### Exercise prompt
Scan the records for the word "Emma". Copy each line that includes it.

### Data listing

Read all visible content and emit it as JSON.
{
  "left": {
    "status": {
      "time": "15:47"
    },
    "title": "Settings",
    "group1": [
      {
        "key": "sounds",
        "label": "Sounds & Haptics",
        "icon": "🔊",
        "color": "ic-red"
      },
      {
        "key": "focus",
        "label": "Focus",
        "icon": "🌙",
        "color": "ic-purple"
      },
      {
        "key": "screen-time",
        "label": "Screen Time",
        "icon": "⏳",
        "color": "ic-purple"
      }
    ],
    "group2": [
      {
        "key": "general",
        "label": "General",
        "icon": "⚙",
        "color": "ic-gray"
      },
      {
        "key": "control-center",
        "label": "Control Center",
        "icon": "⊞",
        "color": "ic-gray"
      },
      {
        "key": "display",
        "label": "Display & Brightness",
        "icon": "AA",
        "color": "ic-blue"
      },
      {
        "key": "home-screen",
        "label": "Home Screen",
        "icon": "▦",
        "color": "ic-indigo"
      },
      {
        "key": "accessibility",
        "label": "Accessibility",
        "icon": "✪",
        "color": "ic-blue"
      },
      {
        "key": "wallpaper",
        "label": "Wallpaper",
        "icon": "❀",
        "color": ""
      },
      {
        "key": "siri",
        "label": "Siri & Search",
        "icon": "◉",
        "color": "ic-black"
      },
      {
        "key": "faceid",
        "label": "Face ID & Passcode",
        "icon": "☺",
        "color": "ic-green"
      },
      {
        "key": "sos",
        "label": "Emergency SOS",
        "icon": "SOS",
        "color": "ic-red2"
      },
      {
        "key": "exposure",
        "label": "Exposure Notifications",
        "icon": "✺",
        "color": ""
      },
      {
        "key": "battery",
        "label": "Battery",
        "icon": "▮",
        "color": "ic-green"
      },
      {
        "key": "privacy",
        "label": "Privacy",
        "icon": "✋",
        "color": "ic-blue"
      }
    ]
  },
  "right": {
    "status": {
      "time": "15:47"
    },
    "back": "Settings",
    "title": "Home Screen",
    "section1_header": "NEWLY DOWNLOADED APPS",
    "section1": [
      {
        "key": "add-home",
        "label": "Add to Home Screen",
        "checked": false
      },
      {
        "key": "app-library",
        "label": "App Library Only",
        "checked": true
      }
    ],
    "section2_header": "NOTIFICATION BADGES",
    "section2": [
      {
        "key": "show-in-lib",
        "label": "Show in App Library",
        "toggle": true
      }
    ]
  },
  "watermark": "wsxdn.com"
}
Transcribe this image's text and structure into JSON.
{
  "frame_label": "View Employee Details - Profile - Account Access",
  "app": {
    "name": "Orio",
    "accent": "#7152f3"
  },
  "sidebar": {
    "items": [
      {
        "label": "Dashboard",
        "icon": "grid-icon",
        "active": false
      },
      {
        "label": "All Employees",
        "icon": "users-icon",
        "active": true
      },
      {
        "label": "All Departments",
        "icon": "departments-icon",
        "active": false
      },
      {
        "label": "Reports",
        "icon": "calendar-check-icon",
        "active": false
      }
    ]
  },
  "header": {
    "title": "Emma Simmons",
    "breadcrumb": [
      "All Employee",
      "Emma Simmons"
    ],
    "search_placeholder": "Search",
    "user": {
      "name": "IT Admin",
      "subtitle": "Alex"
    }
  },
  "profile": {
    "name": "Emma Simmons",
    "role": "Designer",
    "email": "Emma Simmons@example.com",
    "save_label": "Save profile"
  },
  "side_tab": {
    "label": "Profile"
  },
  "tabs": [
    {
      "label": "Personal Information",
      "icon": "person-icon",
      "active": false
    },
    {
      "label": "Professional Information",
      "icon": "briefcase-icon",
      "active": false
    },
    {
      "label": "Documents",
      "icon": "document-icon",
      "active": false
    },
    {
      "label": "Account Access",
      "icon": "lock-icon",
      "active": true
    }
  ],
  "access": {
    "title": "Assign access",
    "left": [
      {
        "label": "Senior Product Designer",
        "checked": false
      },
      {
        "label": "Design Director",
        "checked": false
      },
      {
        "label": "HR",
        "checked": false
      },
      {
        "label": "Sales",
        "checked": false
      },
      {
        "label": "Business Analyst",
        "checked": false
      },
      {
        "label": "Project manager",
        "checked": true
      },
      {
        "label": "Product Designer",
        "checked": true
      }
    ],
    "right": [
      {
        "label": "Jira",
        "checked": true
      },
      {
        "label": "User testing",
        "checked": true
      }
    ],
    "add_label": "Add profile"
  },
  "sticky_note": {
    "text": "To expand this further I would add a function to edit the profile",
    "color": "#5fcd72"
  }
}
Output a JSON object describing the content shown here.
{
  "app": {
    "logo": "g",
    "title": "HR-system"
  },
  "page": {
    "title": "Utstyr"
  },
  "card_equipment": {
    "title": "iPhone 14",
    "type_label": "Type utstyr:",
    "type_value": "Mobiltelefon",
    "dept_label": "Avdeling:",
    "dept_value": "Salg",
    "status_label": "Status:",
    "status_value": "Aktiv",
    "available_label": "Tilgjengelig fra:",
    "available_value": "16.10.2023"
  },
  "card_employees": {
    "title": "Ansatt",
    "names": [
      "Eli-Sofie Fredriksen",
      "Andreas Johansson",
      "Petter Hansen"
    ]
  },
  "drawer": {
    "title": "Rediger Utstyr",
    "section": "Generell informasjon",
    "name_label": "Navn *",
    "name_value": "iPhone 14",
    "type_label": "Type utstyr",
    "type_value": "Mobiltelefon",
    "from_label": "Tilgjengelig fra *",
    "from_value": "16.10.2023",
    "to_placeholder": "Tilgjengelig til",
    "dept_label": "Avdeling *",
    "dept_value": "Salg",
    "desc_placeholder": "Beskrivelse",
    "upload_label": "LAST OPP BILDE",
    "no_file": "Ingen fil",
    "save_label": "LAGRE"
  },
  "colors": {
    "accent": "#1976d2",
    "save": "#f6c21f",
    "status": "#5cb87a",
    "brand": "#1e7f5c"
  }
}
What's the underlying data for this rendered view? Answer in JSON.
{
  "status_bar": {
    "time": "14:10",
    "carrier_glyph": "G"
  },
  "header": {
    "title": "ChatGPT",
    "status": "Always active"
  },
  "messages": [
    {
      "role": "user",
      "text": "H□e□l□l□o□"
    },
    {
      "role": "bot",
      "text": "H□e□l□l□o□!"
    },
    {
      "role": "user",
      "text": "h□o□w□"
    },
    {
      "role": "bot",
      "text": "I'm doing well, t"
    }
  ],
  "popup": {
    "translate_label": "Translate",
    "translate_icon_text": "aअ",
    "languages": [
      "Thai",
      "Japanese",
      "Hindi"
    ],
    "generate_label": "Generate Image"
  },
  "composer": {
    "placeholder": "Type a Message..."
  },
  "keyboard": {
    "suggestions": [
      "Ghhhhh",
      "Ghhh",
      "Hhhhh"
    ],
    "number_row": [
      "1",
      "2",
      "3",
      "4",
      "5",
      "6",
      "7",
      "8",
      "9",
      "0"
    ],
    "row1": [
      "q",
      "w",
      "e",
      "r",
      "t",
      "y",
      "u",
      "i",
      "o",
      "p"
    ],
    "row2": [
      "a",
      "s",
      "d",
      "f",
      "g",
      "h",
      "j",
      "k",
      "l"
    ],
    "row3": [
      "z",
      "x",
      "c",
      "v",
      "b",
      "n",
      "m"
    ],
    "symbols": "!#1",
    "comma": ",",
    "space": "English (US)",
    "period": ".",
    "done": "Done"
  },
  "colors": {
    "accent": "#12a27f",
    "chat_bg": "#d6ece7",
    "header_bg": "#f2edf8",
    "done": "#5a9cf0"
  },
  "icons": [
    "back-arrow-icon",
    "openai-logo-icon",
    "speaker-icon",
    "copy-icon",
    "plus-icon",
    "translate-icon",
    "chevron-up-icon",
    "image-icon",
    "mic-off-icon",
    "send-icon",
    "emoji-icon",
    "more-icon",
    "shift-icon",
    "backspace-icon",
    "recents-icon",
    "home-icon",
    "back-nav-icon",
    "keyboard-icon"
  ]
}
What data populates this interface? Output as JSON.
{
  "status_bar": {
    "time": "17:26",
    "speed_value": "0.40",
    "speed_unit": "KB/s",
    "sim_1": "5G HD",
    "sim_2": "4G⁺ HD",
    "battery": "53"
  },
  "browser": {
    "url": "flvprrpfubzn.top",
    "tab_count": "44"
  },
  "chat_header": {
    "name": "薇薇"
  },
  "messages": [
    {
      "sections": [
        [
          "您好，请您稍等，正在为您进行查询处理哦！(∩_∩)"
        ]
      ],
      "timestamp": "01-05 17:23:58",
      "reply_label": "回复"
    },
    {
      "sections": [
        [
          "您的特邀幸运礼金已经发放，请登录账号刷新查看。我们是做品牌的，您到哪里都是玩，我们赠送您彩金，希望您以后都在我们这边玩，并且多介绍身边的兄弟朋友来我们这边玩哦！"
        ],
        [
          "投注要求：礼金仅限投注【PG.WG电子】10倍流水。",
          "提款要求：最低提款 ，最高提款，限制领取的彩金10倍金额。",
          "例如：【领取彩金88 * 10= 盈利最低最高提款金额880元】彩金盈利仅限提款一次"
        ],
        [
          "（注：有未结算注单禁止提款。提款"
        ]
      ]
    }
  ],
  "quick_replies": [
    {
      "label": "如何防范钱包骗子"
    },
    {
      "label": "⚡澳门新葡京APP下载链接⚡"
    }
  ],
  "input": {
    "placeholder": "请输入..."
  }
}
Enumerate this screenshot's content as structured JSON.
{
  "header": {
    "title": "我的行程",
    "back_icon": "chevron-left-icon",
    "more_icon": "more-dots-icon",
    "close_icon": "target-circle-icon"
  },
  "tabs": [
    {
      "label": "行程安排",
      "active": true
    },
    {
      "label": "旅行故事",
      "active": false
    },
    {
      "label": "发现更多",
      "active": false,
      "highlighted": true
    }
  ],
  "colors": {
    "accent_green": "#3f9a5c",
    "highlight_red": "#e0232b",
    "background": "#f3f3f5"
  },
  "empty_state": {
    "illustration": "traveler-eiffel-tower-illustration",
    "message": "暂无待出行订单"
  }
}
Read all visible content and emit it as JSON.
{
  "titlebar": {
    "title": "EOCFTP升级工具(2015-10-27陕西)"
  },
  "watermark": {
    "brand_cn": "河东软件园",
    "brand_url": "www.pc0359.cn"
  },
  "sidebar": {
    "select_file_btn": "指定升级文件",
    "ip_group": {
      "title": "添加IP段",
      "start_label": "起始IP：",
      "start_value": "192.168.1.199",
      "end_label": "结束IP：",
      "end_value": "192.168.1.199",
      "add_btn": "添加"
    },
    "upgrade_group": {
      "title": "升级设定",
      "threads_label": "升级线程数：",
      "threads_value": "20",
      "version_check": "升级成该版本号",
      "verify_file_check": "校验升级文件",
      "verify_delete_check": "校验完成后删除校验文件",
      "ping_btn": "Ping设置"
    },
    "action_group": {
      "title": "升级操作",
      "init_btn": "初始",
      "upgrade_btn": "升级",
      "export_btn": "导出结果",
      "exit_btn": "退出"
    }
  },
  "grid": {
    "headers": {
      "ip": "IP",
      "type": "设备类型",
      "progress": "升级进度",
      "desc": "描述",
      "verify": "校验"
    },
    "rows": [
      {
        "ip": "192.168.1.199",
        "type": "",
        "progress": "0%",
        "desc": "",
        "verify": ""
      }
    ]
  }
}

### Completed exercise
    "title": "Emma Simmons",
      "Emma Simmons"
    "name": "Emma Simmons",
    "email": "Emma Simmons@example.com",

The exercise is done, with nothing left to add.